cover image Pablo


Julie Birmant and Clément Oubrerie. Abrams/SelfMadeHero, $27.50 (344p) ISBN 978-1-906838-94-2

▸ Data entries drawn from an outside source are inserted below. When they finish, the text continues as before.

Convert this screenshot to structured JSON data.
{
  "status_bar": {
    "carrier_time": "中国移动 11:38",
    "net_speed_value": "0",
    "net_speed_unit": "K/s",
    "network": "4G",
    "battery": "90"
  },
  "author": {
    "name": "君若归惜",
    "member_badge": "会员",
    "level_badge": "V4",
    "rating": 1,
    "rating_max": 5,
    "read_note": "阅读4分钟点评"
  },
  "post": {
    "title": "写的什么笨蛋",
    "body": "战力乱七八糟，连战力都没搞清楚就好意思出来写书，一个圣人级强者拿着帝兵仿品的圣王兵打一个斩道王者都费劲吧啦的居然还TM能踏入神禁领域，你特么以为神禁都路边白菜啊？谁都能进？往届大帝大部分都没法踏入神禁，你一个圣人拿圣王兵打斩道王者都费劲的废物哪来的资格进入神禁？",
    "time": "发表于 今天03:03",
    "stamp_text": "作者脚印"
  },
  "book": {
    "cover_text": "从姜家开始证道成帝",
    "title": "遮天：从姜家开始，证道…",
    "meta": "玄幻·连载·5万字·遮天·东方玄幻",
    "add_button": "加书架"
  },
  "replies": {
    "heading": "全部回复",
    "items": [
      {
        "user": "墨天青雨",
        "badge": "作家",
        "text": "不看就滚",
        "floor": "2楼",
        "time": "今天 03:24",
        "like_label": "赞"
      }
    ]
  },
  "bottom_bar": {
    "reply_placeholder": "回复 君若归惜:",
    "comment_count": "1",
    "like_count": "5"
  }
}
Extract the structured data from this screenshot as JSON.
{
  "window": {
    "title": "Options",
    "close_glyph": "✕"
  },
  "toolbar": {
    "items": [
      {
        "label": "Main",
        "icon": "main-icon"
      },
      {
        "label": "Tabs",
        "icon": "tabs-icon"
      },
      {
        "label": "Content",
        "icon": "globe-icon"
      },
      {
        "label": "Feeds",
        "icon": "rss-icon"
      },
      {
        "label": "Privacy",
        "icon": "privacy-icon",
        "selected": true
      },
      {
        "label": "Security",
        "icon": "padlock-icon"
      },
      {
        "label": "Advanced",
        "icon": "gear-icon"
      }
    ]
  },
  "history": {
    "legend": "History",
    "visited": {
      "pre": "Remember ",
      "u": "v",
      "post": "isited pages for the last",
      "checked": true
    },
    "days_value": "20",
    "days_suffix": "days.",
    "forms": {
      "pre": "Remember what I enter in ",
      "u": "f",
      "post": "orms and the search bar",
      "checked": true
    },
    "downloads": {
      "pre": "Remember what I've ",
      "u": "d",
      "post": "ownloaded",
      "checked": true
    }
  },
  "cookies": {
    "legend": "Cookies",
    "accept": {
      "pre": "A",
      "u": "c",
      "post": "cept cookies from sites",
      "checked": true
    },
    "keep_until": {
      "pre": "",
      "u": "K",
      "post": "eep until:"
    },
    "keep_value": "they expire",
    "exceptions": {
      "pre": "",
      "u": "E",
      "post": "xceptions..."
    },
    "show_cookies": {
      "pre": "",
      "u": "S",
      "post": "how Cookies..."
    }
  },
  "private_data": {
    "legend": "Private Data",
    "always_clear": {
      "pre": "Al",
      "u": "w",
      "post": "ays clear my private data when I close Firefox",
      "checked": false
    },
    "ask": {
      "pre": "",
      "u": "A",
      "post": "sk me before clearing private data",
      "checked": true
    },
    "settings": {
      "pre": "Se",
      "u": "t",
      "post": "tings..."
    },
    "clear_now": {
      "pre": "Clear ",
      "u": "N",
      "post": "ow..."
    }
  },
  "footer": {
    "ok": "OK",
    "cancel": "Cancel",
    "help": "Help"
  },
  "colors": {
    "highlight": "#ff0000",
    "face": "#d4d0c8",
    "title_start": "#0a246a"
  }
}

French documentary filmmaker Birmant and artist Oubrerie (Aya of Yop City) tell the story of Picasso through the magic of memory and symbolism. The narrator/storyteller is Fernande Olivier, Picasso’s muse and the subject of more than 60 of his paintings. Though Pablo is the book’s title, the story is very much told from Fernande’s perspective. Cursive lettering in the narrative captions symbolize Fernande’s perspective and her magical-realist/symbolic view. When she remembers her “elegant, distant, fragrant” mother, we see a talking bottle of perfume; her “man of the world” and moneyed father is a disembodied top hat. Fernande’s frustrations with her lot in life—being a stoic woman trapped in an abusive marriage—lead her to change her name and run off to Paris, where she encounters Picasso, his art rival Henri Matisse, and the birth of the 20th-century art world. Her story is a romance and a biography, as well as a portrait of an era reminiscent of From Hell, but told from a female perspective. (Apr.)